[DATASET]

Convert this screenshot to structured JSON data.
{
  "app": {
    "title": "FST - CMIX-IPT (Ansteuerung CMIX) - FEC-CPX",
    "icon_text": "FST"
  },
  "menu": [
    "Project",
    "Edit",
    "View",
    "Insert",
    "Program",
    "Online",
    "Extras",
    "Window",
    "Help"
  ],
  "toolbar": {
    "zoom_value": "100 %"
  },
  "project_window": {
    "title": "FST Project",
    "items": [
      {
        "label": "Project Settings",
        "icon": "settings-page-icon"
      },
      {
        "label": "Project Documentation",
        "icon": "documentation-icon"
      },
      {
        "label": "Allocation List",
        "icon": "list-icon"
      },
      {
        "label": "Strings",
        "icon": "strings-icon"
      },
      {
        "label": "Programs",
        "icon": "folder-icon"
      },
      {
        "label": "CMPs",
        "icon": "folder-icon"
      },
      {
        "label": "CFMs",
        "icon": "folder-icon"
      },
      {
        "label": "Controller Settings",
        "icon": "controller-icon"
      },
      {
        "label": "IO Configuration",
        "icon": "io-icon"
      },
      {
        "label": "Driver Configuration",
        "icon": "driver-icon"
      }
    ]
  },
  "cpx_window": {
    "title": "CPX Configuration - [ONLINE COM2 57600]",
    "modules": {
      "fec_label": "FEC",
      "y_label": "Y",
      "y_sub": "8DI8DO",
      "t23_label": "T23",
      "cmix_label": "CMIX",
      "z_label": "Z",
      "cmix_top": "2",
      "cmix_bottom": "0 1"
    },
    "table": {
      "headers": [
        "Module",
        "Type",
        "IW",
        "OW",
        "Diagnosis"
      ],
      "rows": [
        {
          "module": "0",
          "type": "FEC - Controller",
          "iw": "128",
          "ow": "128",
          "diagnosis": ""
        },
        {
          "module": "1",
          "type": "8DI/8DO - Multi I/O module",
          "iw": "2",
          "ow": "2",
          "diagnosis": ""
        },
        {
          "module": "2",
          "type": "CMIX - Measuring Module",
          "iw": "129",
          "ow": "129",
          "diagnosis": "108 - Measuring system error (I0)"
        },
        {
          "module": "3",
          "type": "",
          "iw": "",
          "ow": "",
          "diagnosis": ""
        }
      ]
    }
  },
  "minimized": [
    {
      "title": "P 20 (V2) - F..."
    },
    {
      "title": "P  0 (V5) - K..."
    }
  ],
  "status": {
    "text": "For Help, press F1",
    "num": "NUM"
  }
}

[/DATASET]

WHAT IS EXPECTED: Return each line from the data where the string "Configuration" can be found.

THE ANSWER:
        "label": "IO Configuration",
        "label": "Driver Configuration",
    "title": "CPX Configuration - [ONLINE COM2 57600]",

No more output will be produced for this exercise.